‘Explosive’ demand in Europe signals bright future for hempcrete
Construction’s journey towards a zero-carbon future has largely focused on modern materials and technologies. But the insulation and low carbon credentials of bio-based materials such as hempcrete are winning over some serious players.
The current 'explosive' demand for hemp hurd in Europe, while a temporary inconvenience for supply chains, signals a major shift forward for the hemp building sector and can advance the development of much-needed processing facilities.
“This is something we have or should have been expecting for a while, as the potential for expansion in the construction sector was always on the cards,” veteran hemp builder Steve Allin, founder and director of the Ireland-based International Hemp Building Association, said of the surge in demand for hemp building materials.
With most business plans requiring the identification of a potential market to prove the viability of hemp production, the current strong demand will help those advocating for fiber production facilities to be built, Allin suggested.
“For the longer term this is good news as it justifies establishing hemp processing facilities in many regions where there is currently a surge of interest in doing so,” Allin said.
What are the benefits of hempcrete?
- It is a carbon-negative material: the carbon hemp absorbs as a plant makes up for the carbon emitted during the processing phase of hempcrete.
- It is fire resistant and creates safe buildings.
- Hempcrete needs no added chemicals, hence it creates healthy indoors.
- It is an effective thermal insulator and performs well with temperature fluctuations.
- Hempcrete absorbs moisture during times of high relative humidity and releases it when the relative humidity drops.
- It is resistant to pests and other termites.
- In the processing phase, hempcrete requires less water than traditional cement.
- It takes decades to fully cure, so its strength and feature improve over time.
Hard to find
While prices for hemp hurd in Europe currently range from roughly €200-€450 per ton ($230-$515/t), supplies are hard to find at any price, according to George Popov from London-based hemp commodities trader Canxchange,
Calling the current demand for hemp hurd in Europe “explosive,” Popov said one-off buyers are finding it difficult to source the material.
Longer delivery times
“The demand for hurd is quite high and we’re seeing longer delivery times,” confirmed Belgian natural builder Wolf Jordan, who sells hurd and special additives for hempcrete construction along with natural paints and oils.
Currently orders out of France are backed up for 90 days, with months to wait. Those supplies come mostly from big producers such as Eurochanvre, CAVAC, Agro Chanvre and La Chanvrière.
Dutch fiber processor HempFlax reported as far back as November that it was running its factories continuously due to incredibly high demand. The company also announced a project to expand production capacity at its main location in Oude Pekela, Netherlands.
Shipments going abroad
Other sources told stories of major shipments going abroad, contributing to the squeeze on hurd supplies in Europe.
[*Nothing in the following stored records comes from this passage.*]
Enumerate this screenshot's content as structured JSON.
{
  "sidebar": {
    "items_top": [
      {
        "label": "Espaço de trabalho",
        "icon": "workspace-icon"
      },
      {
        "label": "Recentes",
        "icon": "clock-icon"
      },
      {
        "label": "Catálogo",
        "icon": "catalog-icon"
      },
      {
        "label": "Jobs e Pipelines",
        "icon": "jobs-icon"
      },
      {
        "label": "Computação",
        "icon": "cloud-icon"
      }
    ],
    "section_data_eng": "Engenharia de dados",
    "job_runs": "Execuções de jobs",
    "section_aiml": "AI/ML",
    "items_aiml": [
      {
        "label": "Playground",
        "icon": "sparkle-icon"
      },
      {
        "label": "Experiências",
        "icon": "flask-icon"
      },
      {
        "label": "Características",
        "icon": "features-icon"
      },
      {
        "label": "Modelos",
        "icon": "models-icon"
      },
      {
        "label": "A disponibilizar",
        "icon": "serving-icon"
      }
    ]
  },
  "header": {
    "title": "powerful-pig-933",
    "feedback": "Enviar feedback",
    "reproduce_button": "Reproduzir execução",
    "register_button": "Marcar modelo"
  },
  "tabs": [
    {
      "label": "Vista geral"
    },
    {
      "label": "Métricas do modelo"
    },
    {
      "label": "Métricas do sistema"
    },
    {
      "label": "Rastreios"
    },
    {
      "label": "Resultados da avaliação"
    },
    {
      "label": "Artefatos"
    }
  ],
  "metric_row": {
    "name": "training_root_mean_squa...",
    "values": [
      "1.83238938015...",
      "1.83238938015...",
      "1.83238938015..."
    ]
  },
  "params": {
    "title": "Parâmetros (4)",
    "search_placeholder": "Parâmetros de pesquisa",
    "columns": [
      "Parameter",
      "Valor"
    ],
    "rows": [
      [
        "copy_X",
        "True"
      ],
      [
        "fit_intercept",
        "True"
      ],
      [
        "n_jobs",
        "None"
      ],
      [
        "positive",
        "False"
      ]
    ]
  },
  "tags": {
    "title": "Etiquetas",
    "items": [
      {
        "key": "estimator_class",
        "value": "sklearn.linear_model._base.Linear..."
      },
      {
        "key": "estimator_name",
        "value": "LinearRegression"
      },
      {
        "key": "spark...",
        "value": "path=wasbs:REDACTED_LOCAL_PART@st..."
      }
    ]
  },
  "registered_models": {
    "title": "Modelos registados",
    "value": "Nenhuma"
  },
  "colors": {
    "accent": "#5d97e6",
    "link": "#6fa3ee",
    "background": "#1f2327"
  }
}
Indian textile producers are reported to be sourcing large quantities of high-quality bast fibers from European producers.
U.S. buyers are reportedly importing European hurd for animal bedding and hemp construction as the overall fiber processing infrastructure for the American market continues to be built out. European hemp hurd remains the premium quality source on the global market.